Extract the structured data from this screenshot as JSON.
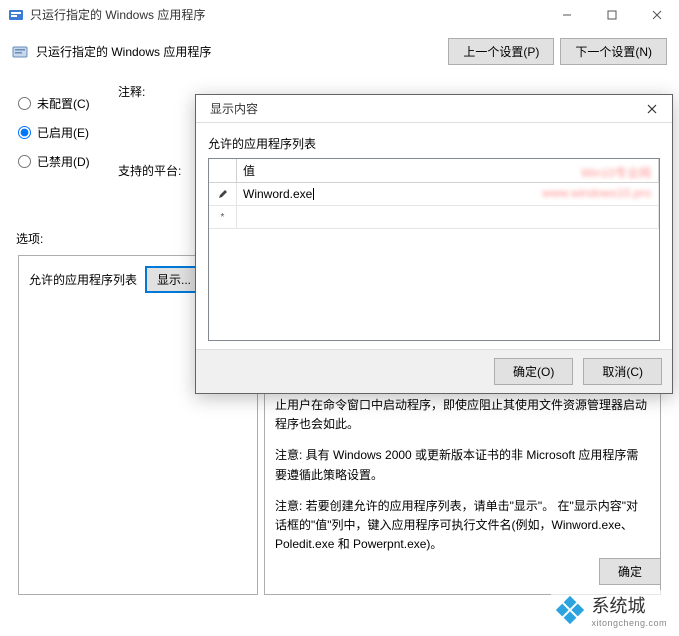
{
  "window": {
    "title": "只运行指定的 Windows 应用程序",
    "header_title": "只运行指定的 Windows 应用程序",
    "prev_btn": "上一个设置(P)",
    "next_btn": "下一个设置(N)"
  },
  "radios": {
    "not_configured": "未配置(C)",
    "enabled": "已启用(E)",
    "disabled": "已禁用(D)"
  },
  "labels": {
    "comment": "注释:",
    "platforms": "支持的平台:",
    "options": "选项:"
  },
  "left_pane": {
    "row_label": "允许的应用程序列表",
    "show_btn": "显示..."
  },
  "right_pane": {
    "p1": "止用户在命令窗口中启动程序，即使应阻止其使用文件资源管理器启动程序也会如此。",
    "p2": "注意: 具有 Windows 2000 或更新版本证书的非 Microsoft 应用程序需要遵循此策略设置。",
    "p3": "注意: 若要创建允许的应用程序列表，请单击\"显示\"。 在\"显示内容\"对话框的\"值\"列中，键入应用程序可执行文件名(例如，Winword.exe、Poledit.exe 和 Powerpnt.exe)。"
  },
  "footer": {
    "ok": "确定"
  },
  "dialog": {
    "title": "显示内容",
    "list_label": "允许的应用程序列表",
    "col_value": "值",
    "row1_value": "Winword.exe",
    "ok": "确定(O)",
    "cancel": "取消(C)",
    "watermark1": "Win10专业网",
    "watermark2": "www.windows10.pro"
  },
  "branding": {
    "name": "系统城",
    "url": "xitongcheng.com"
  },
  "icons": {
    "app": "app-icon",
    "minimize": "minimize-icon",
    "maximize": "maximize-icon",
    "close": "close-icon",
    "edit_row": "pencil-icon",
    "new_row": "asterisk-icon"
  }
}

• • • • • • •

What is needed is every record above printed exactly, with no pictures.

• **Solution for this exercise**:
Extract the structured data from this screenshot as JSON.
{
  "window": {
    "title": "只运行指定的 Windows 应用程序",
    "header_title": "只运行指定的 Windows 应用程序",
    "prev_btn": "上一个设置(P)",
    "next_btn": "下一个设置(N)"
  },
  "radios": {
    "not_configured": "未配置(C)",
    "enabled": "已启用(E)",
    "disabled": "已禁用(D)"
  },
  "labels": {
    "comment": "注释:",
    "platforms": "支持的平台:",
    "options": "选项:"
  },
  "left_pane": {
    "row_label": "允许的应用程序列表",
    "show_btn": "显示..."
  },
  "right_pane": {
    "p1": "止用户在命令窗口中启动程序，即使应阻止其使用文件资源管理器启动程序也会如此。",
    "p2": "注意: 具有 Windows 2000 或更新版本证书的非 Microsoft 应用程序需要遵循此策略设置。",
    "p3": "注意: 若要创建允许的应用程序列表，请单击\"显示\"。 在\"显示内容\"对话框的\"值\"列中，键入应用程序可执行文件名(例如，Winword.exe、Poledit.exe 和 Powerpnt.exe)。"
  },
  "footer": {
    "ok": "确定"
  },
  "dialog": {
    "title": "显示内容",
    "list_label": "允许的应用程序列表",
    "col_value": "值",
    "row1_value": "Winword.exe",
    "ok": "确定(O)",
    "cancel": "取消(C)",
    "watermark1": "Win10专业网",
    "watermark2": "www.windows10.pro"
  },
  "branding": {
    "name": "系统城",
    "url": "xitongcheng.com"
  },
  "icons": {
    "app": "app-icon",
    "minimize": "minimize-icon",
    "maximize": "maximize-icon",
    "close": "close-icon",
    "edit_row": "pencil-icon",
    "new_row": "asterisk-icon"
  }
}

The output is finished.